17. Weekly Newsletter
Older Workers in Unemployment
The UK’s ‘older workers’, defined as 50+ years old, have experienced the largest annual fall in employment since the 1980s in the current challenging COVID economy. Research, from Close Brothers, has suggested that 1 in 5 older workers have delayed their retirement due to the pandemic; meanwhile, unemployment has risen to around 5% with many more remaining on furlough.
Over the pandemic, two-thirds of the workers who were laid off were under the age of 25 but these were more frequently in high employee turnover positions- such as the retail and hospitality sector. This has fortunately enabled a U-shaped employment recovery. Comparatively, widespread concerns have also been raised about the challenges of re-entering the workplace for older workers following a year in which there was a 33% increase of 50+ year olds out of work. Furthermore, this has been exacerbated by typical hourly earnings declining 9.5% for those who have since found new employment.
Just over 4.4m people in the UK have tested positive for COVID but the average daily increase in cases is now at 2,064– compared to over 60,000 at the start of 2021. A total of around 127,000 deaths have additionally been attributed to the virus. Nationally, 33.8m people have received their first vaccine and 12.9m of these patients have also received their second dose. This brings the total number of inoculations carried out, by the private sector and National Health Service, to 46.7m.
On Sunday, the UK reported the lowest number of daily deaths since early September and has also shipped surplus medical supplies to India. However, the possibility of international travel over the summer continues to be viewed with widespread scepticism by the British public.
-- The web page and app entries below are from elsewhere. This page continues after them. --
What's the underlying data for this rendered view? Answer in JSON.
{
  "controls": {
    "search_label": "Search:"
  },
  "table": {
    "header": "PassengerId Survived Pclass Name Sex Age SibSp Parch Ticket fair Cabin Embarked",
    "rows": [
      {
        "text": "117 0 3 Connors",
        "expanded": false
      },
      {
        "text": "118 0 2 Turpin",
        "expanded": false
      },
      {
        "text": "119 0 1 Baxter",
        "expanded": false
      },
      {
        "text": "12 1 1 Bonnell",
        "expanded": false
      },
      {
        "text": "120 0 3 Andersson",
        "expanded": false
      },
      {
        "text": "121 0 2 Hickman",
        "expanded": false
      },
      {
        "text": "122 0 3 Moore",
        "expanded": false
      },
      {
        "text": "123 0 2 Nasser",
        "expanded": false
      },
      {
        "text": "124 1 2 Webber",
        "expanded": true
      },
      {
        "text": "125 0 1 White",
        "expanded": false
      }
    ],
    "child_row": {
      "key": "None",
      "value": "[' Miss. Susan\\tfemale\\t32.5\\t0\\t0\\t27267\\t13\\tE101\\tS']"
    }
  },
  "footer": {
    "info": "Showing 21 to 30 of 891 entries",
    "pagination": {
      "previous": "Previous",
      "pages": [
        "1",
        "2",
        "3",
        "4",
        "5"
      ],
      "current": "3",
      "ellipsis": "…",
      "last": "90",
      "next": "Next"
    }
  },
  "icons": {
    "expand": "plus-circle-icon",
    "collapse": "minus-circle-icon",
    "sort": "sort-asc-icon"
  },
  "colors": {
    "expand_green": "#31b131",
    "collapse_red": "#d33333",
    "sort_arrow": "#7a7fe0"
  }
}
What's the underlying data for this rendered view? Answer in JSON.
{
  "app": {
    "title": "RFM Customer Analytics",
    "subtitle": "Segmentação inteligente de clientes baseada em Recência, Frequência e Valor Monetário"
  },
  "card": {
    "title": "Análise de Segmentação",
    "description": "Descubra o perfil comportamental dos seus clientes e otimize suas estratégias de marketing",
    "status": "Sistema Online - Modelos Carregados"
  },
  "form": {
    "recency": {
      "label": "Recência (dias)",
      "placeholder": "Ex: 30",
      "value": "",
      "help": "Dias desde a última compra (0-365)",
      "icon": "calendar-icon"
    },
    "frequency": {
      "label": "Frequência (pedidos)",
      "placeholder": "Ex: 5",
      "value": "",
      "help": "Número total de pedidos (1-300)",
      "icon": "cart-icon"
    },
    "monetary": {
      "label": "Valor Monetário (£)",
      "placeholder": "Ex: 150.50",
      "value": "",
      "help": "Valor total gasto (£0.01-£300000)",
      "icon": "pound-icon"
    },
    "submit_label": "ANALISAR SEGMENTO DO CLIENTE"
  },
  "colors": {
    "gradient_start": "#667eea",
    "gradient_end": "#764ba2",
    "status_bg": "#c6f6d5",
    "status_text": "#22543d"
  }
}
The possibility of foreign holidays being legally allowed was set to be declared on the 17th of May but this is highly likely to be delayed. Travelling outside of the UK, without a reasonable excuse, results in a £5,000 fine per individual in the current climate.
Shopping Fuelling Rebound
Forecasts for the UK’s 2021 GDP growth have been raised from 5% to 6.8% which would be the highest increase since ONS records began. The EY Item Club also expect the economy to equal its pre-pandemic size in Q2 of 2022 (3 months earlier than previously thought) with consumer confidence rising at the fastest rate in 10 years. Another prediction, by EY, highlights unemployment peaking at 5.8% at the end of the year and marks a significant improvement on the last estimate of 7.0%.
Accountancy giant Deloitte noted that Britain is due for a “sharp snap back”; this is believed to be especially true for retail as ‘going to a shop’ came out as top of the league tables for post-lockdown leisure activities. Forecasts for the present Q2 show encouraging 4-5% growth with the assistance of continued government spending. Another area of investment, which has received widespread media attention, is the potential acquisition of Arsenal Football Club by Spotify founder Daniel Ek for an expected £2bn.